_TASK STATEMENT_
Show, from the entries below, every line in which "Facilidade" appears.

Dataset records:
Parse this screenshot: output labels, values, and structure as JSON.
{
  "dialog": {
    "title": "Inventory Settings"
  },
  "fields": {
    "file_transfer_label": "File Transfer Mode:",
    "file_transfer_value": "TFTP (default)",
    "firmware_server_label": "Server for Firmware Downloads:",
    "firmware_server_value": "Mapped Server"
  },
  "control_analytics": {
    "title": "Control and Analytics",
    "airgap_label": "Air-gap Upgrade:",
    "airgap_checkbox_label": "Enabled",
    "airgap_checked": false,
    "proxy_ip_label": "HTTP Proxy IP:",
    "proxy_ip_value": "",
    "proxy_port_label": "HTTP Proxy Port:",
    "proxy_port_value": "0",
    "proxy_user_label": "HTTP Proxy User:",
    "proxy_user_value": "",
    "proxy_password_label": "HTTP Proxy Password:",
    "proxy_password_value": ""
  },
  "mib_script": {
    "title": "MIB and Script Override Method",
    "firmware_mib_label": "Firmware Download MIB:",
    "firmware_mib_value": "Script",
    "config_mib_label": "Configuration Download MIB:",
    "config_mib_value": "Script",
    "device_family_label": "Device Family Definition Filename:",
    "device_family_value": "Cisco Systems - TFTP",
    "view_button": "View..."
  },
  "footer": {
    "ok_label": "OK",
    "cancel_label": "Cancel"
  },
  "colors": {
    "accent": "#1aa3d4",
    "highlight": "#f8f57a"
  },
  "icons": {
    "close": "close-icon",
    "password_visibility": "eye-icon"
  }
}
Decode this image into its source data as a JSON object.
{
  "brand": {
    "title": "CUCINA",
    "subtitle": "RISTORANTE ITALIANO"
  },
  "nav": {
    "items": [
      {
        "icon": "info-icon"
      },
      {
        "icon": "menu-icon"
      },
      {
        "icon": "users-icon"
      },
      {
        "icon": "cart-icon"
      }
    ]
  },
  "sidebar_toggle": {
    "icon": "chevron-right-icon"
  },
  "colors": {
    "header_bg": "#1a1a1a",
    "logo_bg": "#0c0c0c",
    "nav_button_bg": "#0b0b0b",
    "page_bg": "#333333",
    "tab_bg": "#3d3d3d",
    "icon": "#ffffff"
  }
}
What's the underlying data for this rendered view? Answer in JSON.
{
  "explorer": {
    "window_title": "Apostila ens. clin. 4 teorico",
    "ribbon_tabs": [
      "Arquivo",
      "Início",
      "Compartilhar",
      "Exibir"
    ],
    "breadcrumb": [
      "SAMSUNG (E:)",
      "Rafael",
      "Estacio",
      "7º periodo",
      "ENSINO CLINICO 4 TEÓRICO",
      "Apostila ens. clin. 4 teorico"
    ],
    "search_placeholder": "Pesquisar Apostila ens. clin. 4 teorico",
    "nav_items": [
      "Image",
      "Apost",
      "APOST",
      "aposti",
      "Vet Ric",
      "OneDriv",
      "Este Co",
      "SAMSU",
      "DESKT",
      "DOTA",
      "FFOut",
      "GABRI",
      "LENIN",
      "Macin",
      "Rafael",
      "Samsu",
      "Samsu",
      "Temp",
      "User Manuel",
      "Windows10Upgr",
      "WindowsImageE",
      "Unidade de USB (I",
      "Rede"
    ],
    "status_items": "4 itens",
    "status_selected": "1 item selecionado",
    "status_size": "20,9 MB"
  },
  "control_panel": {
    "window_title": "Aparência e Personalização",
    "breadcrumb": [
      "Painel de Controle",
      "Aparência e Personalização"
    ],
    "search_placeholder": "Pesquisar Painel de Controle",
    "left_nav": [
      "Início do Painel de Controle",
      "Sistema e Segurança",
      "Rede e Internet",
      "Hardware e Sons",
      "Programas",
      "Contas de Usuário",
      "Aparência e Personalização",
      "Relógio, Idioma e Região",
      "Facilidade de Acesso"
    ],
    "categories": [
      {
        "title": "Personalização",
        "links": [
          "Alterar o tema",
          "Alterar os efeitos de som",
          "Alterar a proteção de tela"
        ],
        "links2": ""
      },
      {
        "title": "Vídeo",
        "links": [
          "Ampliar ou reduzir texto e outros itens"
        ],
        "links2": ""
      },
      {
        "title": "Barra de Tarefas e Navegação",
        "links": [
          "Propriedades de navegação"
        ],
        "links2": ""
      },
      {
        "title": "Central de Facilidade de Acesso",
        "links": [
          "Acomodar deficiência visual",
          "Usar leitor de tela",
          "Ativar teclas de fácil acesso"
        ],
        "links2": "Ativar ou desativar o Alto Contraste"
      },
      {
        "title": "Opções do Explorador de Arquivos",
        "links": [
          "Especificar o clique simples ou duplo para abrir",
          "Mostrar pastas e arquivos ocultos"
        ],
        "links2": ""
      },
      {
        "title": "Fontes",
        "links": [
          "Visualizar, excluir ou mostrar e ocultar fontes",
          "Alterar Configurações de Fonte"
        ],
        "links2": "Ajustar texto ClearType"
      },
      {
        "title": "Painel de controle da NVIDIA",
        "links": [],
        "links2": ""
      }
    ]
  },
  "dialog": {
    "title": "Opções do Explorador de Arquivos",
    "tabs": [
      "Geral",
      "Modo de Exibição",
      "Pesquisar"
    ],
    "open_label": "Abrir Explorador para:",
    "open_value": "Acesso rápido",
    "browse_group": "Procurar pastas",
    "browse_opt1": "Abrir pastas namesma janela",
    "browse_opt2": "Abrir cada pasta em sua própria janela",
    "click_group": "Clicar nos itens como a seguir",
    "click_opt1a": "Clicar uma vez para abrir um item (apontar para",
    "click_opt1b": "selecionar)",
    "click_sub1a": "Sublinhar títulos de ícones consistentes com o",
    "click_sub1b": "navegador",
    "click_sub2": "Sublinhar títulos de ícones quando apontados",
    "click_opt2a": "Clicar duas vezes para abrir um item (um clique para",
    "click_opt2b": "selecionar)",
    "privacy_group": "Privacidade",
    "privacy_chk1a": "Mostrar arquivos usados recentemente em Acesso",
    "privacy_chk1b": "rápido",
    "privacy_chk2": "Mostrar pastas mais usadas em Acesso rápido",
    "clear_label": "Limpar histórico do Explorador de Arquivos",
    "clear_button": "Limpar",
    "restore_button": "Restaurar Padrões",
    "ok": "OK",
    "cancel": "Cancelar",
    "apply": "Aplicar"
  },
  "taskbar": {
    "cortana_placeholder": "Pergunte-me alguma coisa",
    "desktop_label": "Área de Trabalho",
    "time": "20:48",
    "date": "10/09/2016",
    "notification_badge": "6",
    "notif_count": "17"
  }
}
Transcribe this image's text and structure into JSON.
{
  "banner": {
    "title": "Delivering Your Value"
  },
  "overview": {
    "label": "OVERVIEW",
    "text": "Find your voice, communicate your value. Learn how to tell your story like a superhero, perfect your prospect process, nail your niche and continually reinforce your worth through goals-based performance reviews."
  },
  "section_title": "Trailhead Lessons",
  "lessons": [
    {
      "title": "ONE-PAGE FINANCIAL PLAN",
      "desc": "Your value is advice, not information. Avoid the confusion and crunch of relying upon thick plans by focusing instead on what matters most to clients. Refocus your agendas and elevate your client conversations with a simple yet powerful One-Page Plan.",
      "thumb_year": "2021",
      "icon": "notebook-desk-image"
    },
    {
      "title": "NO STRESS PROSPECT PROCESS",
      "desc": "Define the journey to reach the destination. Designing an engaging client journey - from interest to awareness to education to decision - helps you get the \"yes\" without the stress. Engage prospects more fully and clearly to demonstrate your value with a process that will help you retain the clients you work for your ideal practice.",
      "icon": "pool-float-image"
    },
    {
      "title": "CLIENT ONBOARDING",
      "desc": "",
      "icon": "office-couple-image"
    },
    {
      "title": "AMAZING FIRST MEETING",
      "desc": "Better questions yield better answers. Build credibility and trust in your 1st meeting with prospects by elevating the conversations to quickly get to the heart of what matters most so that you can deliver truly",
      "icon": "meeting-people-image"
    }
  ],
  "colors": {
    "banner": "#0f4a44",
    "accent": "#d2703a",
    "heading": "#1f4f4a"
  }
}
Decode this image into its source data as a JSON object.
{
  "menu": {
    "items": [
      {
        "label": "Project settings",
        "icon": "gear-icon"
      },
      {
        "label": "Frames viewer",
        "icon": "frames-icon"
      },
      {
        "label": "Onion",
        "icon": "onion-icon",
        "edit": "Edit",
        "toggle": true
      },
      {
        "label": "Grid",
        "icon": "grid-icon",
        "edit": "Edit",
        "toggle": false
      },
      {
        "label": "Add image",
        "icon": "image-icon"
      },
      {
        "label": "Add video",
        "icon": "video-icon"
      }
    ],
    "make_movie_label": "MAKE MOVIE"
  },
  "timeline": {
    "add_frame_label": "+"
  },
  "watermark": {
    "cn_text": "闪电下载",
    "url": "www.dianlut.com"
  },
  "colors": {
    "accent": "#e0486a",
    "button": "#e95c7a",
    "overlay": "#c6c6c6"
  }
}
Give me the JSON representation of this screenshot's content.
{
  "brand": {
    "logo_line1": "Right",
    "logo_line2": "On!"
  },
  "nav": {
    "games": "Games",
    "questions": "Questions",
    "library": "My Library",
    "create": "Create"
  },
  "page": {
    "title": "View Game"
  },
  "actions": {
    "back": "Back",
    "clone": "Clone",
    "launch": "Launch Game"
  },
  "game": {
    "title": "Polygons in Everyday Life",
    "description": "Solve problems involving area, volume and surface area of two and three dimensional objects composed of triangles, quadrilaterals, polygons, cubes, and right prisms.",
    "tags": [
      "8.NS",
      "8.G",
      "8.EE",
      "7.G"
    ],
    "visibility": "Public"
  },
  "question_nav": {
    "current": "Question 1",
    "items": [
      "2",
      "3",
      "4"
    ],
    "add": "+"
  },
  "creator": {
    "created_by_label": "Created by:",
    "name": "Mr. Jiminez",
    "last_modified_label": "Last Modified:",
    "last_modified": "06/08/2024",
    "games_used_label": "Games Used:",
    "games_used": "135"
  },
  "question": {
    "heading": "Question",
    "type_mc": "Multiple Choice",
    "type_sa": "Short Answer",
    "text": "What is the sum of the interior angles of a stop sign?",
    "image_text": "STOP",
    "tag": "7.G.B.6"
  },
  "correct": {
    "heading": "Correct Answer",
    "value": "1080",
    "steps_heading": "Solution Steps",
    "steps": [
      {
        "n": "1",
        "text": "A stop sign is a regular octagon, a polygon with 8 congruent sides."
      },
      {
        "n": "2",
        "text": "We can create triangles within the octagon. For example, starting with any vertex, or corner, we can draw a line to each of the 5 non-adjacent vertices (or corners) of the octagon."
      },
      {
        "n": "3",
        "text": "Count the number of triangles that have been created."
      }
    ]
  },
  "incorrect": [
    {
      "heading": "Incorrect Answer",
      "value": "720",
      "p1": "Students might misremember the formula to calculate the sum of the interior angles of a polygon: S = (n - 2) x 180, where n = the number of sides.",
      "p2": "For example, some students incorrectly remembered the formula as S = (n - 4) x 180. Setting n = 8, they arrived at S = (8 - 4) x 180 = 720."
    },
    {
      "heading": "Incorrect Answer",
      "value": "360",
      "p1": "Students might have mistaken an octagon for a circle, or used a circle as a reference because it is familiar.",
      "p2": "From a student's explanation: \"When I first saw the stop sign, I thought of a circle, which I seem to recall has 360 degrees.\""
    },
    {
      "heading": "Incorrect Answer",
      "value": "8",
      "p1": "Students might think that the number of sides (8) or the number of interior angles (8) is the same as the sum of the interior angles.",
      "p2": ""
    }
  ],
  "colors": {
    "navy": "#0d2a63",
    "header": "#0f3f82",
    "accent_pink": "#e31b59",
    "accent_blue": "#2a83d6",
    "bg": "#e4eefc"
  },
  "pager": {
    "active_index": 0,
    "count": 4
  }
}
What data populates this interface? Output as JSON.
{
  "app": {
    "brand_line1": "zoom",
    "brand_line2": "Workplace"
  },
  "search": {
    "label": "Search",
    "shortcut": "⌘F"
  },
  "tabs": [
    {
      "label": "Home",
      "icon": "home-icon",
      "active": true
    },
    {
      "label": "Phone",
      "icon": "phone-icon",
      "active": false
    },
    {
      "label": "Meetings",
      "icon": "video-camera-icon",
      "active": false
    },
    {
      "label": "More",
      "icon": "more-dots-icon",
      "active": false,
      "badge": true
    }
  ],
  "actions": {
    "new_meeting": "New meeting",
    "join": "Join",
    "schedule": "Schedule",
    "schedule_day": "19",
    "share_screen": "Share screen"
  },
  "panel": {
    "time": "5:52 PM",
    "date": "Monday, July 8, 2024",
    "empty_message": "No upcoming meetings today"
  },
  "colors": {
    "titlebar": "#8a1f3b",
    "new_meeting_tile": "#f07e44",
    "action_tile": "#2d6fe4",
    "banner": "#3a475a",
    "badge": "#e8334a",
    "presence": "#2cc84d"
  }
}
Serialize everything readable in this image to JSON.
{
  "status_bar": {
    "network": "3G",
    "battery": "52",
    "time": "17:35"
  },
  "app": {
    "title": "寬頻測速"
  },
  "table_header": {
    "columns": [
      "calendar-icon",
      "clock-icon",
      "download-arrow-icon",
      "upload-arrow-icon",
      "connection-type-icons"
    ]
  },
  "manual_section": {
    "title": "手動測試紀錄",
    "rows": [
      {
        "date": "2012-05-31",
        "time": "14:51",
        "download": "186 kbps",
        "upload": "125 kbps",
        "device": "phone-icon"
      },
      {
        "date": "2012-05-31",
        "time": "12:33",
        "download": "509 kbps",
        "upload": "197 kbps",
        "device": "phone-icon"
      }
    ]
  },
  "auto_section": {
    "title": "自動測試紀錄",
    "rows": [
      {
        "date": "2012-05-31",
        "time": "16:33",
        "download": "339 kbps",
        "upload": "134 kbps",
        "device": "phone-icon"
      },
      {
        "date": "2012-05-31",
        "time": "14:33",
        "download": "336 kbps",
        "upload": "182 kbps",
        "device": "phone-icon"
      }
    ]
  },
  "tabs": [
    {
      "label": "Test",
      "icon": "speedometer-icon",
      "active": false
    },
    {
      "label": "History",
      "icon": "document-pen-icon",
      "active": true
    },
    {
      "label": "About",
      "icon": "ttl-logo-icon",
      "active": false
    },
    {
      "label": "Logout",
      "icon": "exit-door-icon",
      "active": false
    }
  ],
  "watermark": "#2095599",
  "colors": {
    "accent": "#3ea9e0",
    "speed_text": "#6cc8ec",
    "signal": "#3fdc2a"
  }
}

_TASK ANSWER_
      "Facilidade de Acesso"
        "title": "Central de Facilidade de Acesso",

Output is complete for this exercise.